Monday, July 23, 2007

Day Twenty-Seven - We're in Hot Water

Turn Down (or Off) The Water Heater

Today's tip comes from my Dad, a self-proclaimed cheapskate who was "green" long before it was fashionable and probably taught me more about the environment than anything I could ever learn online.

Our water heater is generally set on "scald" due to the fact that my husband absolutely abhors anything less than third-degree generating hot showers. Today I snuck it down to second-degree level, let's see if he notices.

Most water heaters heat the water anywhere between 110 - 140 degrees. The optimal temperature for disinfecting and cleaning is 120 degrees. The extra heat does nothing for you except increase your risk of scald and corrode your pipes more quickly. So if you're cranked up to high, pull it back a bit. For each 10 degree Fahrenheit reduction in water temperature, you can save between 3%–5% in energy costs each month.

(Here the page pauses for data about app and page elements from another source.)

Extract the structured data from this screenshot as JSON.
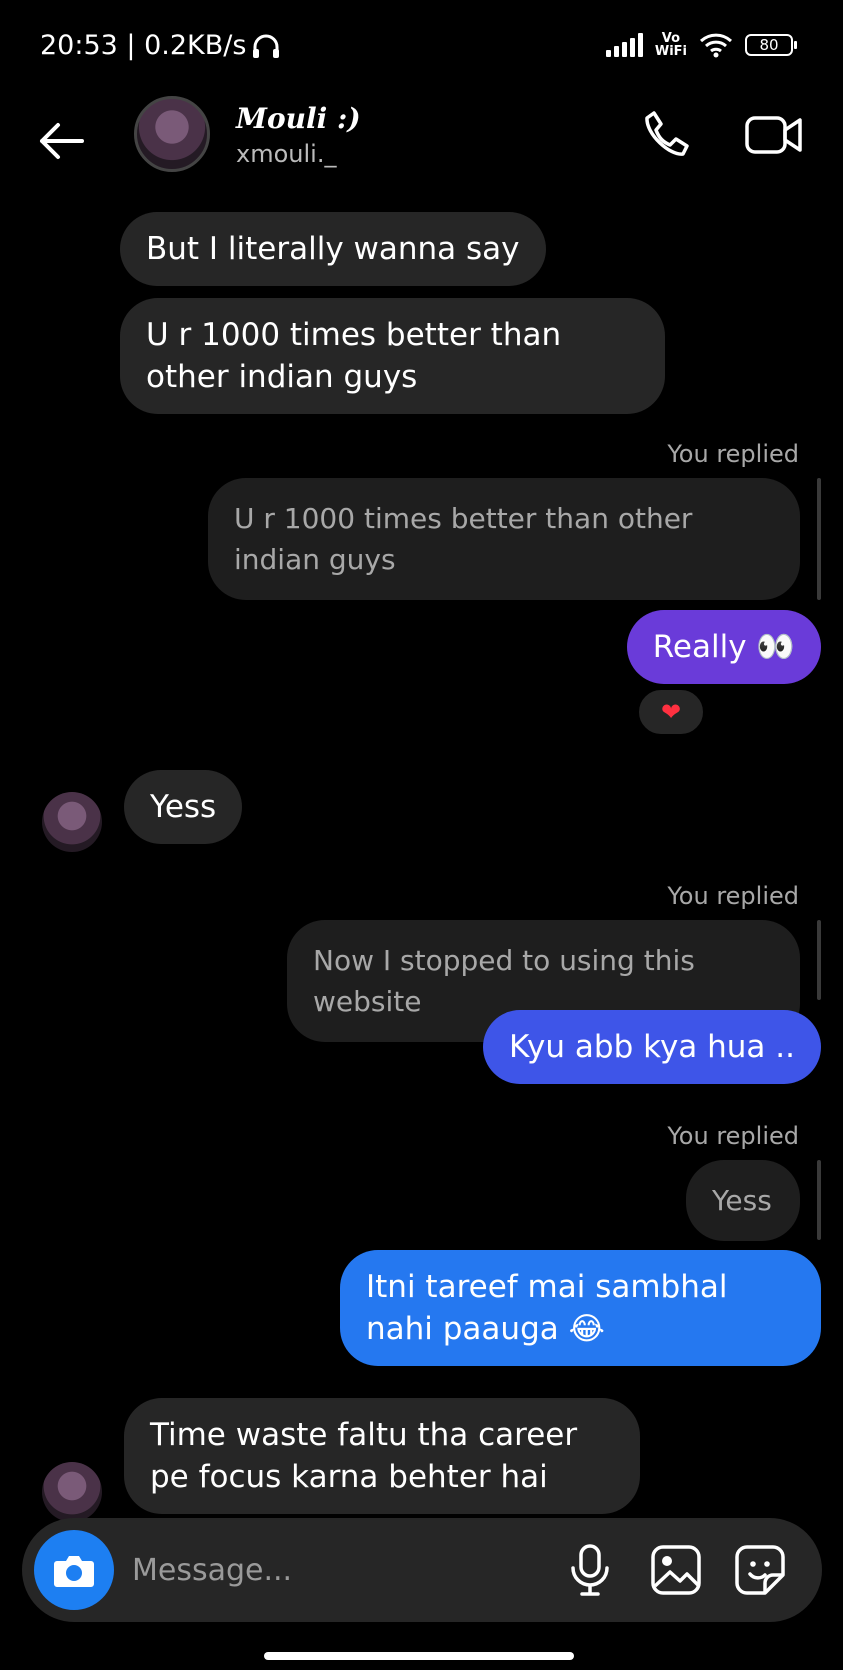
{
  "status_bar": {
    "time_speed": "20:53 | 0.2KB/s",
    "vowifi_top": "Vo",
    "vowifi_bottom": "WiFi",
    "battery": "80",
    "icons": [
      "headphones-icon",
      "signal-icon",
      "wifi-icon",
      "battery-icon"
    ]
  },
  "header": {
    "title": "Mouli :)",
    "username": "xmouli._",
    "icons": [
      "back-arrow-icon",
      "phone-call-icon",
      "video-call-icon"
    ]
  },
  "messages": [
    {
      "type": "incoming",
      "text": "But I literally wanna say"
    },
    {
      "type": "incoming",
      "text": "U r 1000 times better than other indian guys"
    },
    {
      "type": "label",
      "text": "You replied"
    },
    {
      "type": "reply_quote",
      "text": "U r 1000 times better than other indian guys"
    },
    {
      "type": "outgoing",
      "text": "Really 👀"
    },
    {
      "type": "reaction",
      "text": "❤"
    },
    {
      "type": "incoming",
      "text": "Yess"
    },
    {
      "type": "label",
      "text": "You replied"
    },
    {
      "type": "reply_quote",
      "text": "Now I stopped to using this website"
    },
    {
      "type": "outgoing",
      "text": "Kyu abb kya hua  .."
    },
    {
      "type": "label",
      "text": "You replied"
    },
    {
      "type": "reply_quote",
      "text": "Yess"
    },
    {
      "type": "outgoing",
      "text": "Itni tareef mai sambhal nahi paauga 😂"
    },
    {
      "type": "incoming",
      "text": "Time waste faltu tha career pe focus karna behter hai"
    }
  ],
  "composer": {
    "placeholder": "Message...",
    "icons": [
      "camera-icon",
      "microphone-icon",
      "gallery-icon",
      "sticker-icon"
    ]
  },
  "colors": {
    "incoming_bubble": "#262626",
    "outgoing_purple": "#6a3bd9",
    "outgoing_indigo": "#3e55e8",
    "outgoing_blue": "#2578f0",
    "camera_button": "#1d7ff2",
    "heart": "#ff3040"
  }
}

My water heater doesn't have actual temperatures listed on the knob, just HOT, WARM and (I never even noticed this one before -- VACATION). You can bet I'll be using that setting the next time we leave for a long weekend! I moved my from HOT to somewhere between HOT and WARM and I'm hoping that's about a 15-20 degree difference.

Anyhow, my Dad's Big Tip is this: When he lived alone, he used to keep his electric water heater turned off the majority of the time. When he woke up in the morning, he would turn his water heater on and let it warm up (took him about 20 minutes, but I don't know how big his tank was). Once it was hot, he would go ahead and shave, shower, wash dishes, do whatever he needed hot water for and then shut it back off. He wouldn't use hot water again the rest of the day. That's a HUGE savings of about 95% in hot water energy costs!

While I personally wouldn't want to trot out to the garage each day to turn my hot water heater on and off, it would be easy enough to put it on a timer. I would probably set it to turn on about an hour before we woke up and then have it turn off a couple hours before bedtime, when I know I wouldn't need it. That's not exactly a 95% savings, but assuming it's off for eight hours, that would be a 30% reduction in energy costs.

Of course, the whole timer idea is blown for me since 1. my hot water heater is gas-powered and 2. the hot water heater is also the heat source for our house. But if your hot water heater is electric, give the timer thing a try and let me know how it works for you. Dad claims his electric bills were never over $20 a month.


For me, it should result in roughly a 4% reduction in monthly energy savings. That would be about 24kWh per month. At my new cost of roughly $0.10 per kWh, that also nets me $2.40 a month in another kind of "green". Keep it coming, baby!

Difficulty Level - 1 out of 5

Pretty easy to adjust the thermostat. Would be more difficult if I put it on a timer, but even that would only be a 2 for me, since my hot water heater is easy to access. Your difficulty level might be higher if your hw heater is in a hard-to-reach or spider-infested spot.

Thanks for the tip, Dad! If anyone else has any green ideas, I'd love to hear them!


Mary Elizabeth said...

My husband loves the scald setting, too, I'll be interested to hear if your's notices;)

Eric Blund said...

My advice to conserving water is to install a Hot Water Lobster under the sink farthest from your water heater! I got a Hot Water Lobster Instant Hot Water valve a few months ago and it's awesome! It’s a recirculation system that needs no electricity or pump! I don't waste water down the drain waiting for the water to get hot anymore in the shower. It's quite convenient to not have to stand waiting for the kitchen water to warm up too! I think it will pay off pretty quickly. I paid only $179.95 at their website. It was super easy for me to install! I think everyone should get one if you want to save water, time, and energy! One unit was enough to work for my whole house! Here's their site... Check it out: